Matty Knight is injured again, only this time he’s likely done for the year. At best, he needs many weeks to recuperate his whole body. Sombre news indeed, for the Wildcat faithful.
On the surface, the Tasmanian is averaging 11.7PPG and 6.9RPG, in this 2016/17 back-to-back campaign. Both marks are around his career averages.
They’re not earth shattering numbers by any means, but are definitive proof of his critical importance to the Perth Wildcats.
Delve a bit further into the ‘things’ unquantifiable, like, replacing his leadership, on-court presence, big game experience, ruthless determination and still undeniable toughness, and it’s reasonable to assume all Wildcat hope just left the building, along with his suddenly frail body.
At first glance, most would think the Wildcats have one hell of a monumental task replacing the hairy beasts all-encompassing output.
Yet, that’s not quite true.
What do the stats tell us?
When it comes to somehow replicating the on and off court intangibles (mentioned above), yes, Perth will find it tough going.
If you examine both his and Perth’s advanced numbers however, a surprising picture begins to take shape.
When it comes to the teams on-court production, the Wildcats could be better off without Knight.
Much better in fact.
Now, go and read the last two sentences again. You most likely think that’s a crazy notion but here’s why they could and should be much better.
It’s quite simple.
Coach Trevor Gleeson has to divvy up Matt’s 26.6MPG somehow. Logically (hopefully), he has to play Jameel McKay more than the measly 22.8MPG he currently averages.
This is a good thing.
Actually, it could be a great thing!
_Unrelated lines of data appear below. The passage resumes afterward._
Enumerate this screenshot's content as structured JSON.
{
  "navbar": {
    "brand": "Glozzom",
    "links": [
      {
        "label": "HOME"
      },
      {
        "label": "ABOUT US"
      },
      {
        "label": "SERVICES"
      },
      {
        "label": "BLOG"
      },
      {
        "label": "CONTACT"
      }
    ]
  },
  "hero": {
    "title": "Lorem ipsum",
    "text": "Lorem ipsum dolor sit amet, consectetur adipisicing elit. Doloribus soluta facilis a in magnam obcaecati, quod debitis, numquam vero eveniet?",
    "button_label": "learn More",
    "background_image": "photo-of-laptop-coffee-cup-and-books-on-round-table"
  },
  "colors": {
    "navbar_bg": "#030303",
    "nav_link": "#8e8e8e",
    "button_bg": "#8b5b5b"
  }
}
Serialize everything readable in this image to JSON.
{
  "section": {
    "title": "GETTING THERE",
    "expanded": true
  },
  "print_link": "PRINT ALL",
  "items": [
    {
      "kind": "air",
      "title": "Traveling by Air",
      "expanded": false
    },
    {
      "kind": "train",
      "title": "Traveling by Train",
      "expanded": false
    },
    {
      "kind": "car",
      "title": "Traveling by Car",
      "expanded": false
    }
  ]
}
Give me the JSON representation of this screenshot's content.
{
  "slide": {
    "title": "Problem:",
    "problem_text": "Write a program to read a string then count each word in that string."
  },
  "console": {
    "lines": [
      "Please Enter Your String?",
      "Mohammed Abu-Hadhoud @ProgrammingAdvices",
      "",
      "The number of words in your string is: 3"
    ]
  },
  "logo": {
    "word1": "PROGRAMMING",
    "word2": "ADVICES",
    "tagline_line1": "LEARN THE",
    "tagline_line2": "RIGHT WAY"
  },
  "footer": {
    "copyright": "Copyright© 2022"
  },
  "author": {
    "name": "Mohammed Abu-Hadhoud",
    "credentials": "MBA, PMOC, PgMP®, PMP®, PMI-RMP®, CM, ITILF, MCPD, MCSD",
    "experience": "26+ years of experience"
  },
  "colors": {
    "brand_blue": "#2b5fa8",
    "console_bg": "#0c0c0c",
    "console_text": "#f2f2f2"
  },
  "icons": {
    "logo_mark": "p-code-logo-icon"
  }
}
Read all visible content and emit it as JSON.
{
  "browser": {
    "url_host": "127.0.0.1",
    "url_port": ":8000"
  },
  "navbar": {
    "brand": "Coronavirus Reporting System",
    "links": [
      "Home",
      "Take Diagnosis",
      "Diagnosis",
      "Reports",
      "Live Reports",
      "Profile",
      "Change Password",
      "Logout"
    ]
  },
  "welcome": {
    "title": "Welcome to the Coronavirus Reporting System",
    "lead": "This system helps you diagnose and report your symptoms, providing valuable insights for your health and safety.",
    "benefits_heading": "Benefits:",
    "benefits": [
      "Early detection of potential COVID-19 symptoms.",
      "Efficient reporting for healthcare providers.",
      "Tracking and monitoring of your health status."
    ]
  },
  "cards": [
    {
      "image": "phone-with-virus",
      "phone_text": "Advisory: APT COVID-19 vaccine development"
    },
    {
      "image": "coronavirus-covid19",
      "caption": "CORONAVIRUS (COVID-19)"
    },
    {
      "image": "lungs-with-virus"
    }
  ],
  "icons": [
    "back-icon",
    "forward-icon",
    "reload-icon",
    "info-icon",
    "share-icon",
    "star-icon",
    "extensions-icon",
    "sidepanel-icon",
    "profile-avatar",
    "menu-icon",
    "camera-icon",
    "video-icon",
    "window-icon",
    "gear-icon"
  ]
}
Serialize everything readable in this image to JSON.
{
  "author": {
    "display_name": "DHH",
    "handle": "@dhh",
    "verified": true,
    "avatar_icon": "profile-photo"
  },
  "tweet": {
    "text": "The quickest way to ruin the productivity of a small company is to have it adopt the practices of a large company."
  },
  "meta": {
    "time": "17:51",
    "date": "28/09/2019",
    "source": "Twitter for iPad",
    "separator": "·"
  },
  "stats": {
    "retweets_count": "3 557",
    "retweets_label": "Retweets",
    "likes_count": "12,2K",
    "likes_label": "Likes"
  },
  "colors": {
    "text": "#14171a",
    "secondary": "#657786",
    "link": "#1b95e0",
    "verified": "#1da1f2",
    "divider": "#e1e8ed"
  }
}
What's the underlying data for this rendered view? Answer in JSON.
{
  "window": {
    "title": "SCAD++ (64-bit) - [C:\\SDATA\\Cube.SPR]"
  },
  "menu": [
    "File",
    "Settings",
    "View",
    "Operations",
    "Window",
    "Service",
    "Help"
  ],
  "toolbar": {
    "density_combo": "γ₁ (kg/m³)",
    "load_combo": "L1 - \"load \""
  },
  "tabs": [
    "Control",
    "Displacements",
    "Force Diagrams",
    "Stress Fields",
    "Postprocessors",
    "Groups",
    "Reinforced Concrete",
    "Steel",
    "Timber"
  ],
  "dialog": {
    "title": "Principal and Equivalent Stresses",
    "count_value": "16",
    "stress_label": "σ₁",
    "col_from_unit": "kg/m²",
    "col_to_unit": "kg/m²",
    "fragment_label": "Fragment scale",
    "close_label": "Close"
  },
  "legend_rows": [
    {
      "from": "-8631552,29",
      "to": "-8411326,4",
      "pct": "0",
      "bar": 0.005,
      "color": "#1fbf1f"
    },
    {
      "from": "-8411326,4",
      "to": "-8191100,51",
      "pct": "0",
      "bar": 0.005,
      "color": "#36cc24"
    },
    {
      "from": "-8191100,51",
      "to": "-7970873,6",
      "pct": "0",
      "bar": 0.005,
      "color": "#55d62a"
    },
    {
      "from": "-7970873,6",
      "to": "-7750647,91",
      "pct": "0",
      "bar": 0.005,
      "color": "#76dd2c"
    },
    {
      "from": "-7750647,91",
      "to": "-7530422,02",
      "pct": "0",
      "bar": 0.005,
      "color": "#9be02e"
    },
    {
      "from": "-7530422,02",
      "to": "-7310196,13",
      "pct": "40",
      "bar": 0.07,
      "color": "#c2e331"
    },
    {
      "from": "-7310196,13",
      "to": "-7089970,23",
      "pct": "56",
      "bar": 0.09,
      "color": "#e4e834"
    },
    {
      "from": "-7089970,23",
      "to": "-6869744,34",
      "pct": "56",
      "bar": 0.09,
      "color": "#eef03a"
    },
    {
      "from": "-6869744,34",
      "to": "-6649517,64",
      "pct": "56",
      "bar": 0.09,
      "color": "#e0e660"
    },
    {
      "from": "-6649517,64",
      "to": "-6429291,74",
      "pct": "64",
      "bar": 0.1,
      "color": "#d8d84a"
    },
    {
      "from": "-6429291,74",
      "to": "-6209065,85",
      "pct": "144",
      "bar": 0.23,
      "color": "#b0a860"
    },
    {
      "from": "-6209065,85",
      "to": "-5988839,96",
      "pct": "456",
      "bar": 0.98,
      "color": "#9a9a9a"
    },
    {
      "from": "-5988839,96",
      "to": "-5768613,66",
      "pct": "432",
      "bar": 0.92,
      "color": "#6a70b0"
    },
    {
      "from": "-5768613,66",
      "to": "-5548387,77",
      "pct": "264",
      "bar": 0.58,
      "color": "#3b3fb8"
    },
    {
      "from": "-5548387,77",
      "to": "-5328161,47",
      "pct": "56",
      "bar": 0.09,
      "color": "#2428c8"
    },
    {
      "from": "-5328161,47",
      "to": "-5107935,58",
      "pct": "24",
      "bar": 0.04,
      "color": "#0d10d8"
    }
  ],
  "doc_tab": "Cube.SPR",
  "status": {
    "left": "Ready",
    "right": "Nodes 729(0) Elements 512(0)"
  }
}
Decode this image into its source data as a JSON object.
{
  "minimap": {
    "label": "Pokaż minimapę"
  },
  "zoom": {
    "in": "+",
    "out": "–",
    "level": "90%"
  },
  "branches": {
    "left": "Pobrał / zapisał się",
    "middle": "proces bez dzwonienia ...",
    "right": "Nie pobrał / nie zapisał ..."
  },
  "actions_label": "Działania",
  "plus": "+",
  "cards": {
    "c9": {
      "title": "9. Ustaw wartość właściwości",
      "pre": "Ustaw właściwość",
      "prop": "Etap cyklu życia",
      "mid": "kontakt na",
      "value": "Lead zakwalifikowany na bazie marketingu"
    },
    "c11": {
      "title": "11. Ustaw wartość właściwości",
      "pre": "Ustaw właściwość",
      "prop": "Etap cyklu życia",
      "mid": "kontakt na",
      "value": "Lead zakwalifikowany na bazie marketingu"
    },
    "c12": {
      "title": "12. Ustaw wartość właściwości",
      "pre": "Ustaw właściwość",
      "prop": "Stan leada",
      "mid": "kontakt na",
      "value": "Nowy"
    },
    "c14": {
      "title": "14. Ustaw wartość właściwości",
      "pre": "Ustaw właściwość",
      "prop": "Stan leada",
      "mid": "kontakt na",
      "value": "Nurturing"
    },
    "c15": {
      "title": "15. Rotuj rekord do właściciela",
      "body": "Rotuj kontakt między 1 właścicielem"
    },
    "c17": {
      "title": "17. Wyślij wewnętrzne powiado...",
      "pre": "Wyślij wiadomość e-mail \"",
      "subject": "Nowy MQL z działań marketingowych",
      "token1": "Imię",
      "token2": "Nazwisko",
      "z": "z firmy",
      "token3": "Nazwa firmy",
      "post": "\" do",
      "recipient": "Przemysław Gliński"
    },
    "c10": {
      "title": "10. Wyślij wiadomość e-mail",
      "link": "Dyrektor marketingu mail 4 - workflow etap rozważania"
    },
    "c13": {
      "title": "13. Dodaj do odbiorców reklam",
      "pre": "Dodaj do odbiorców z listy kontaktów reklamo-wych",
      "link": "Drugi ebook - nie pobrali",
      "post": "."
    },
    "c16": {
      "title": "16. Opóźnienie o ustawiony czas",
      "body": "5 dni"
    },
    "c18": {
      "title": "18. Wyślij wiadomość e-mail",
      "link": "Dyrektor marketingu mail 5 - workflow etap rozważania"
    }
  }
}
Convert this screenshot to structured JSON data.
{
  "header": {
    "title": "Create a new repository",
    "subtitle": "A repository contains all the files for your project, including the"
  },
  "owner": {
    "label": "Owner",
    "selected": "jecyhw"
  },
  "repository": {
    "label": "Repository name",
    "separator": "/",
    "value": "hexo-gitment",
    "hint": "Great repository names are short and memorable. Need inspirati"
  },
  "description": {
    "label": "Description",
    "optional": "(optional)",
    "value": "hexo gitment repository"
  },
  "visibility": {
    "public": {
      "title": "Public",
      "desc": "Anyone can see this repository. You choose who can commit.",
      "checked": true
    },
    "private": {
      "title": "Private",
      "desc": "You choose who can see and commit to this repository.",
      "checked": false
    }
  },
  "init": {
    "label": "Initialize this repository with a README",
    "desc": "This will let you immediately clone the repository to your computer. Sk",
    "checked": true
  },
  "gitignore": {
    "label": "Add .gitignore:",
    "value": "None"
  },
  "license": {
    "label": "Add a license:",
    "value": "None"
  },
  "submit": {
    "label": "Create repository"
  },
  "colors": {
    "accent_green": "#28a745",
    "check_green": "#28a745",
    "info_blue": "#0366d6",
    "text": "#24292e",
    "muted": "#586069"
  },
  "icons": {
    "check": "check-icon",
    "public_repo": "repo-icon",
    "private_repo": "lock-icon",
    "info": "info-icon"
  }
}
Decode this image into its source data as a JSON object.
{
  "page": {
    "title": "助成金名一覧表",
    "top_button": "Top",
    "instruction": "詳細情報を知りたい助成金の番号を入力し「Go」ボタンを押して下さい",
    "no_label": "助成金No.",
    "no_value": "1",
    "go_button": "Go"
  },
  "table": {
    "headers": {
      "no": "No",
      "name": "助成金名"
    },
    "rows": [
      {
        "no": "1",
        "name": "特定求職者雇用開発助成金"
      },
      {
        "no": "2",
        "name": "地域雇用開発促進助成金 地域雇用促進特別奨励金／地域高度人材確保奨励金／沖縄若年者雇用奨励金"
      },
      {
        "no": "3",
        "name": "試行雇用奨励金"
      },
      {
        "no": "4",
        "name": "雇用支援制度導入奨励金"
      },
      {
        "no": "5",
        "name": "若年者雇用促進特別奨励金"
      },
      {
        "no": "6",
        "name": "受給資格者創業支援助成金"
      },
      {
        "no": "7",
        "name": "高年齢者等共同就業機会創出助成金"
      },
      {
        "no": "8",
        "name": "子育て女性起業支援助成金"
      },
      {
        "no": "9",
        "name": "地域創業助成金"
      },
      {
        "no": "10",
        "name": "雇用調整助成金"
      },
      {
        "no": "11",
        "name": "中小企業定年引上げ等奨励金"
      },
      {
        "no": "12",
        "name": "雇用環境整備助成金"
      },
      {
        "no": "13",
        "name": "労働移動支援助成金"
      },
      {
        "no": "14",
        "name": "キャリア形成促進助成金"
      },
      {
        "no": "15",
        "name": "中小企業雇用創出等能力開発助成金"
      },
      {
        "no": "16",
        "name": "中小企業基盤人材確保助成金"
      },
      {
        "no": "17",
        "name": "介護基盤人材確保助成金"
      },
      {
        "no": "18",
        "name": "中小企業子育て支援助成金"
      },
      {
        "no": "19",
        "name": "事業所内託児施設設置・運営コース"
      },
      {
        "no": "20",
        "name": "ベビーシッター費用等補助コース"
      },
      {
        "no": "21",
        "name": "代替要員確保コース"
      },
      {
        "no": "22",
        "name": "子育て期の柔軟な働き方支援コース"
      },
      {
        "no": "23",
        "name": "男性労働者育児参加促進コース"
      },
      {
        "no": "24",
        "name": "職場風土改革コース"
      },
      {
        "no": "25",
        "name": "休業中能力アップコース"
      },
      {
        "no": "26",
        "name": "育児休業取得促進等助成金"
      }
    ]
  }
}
When he does play, Knight is very effective. According to RealGM.com, his 115.4 offensive rating (ORTG), 108.1 defensive rating (DRTG) and +7.3 net rating, all place in the top 25 for the league. He has been a helluva player whilst donning the red for 9 games this season.
If you compare his stats to Jameel McKay’s, you’ll understand why all of Perth should be bullish about the rest of the season.
Jameel’s 125.3 ORTG is top 5, 103.8 DRTG is top 6 and he has a +21.4 net rating, which places 4th overall amongst ALL players. He leads the league in offensive rebounding percentage, blocks per game and blocks percentage. He is top 10 in a number of categories.
As a club overall, Perth has been outscored and is utterly average: a 107.2 ORTG and 107.8 DRTG, indicative of a 6-6 record to date.
Simply put, Perth is quite clearly a much better team, offensively and defensively, with Jameel on the court. The difference is knight and mckay, ahhh, night and day.
If Perth wants to keep winning, McKay has to spend more time on the court than on the pine, spectating. Has to!
Coach Gleeson, has been presented with another opportunity to right an egregious, season-long, mistake.
As he seemingly hasn’t been taking notice, the basketball gods have practically hit him over the head this time.
Run through the stats and it’s obvious.
Play Jameel at least 30 minutes a game and he would be in the MVP discussion alongside teammate Casey Prather, 36er Jerome Randle and Sydney’s dynamic duo Kevin Lisch and Brad Newley.
Play Jameel at least 30 minutes a game and Perth’s offense and defense would both improve markedly.
For Gleeson, the answer has been right under his nose the whole time: utilise and unleash one of the best players in the league more.
The latest injury to club legend Matty Knight is utterly terrible, and yet, may be the catalyst to getting Perth’s season back on track.
Indeed, it’s not all doom and gloom for the Wildcats. It could be a blessing in disguise.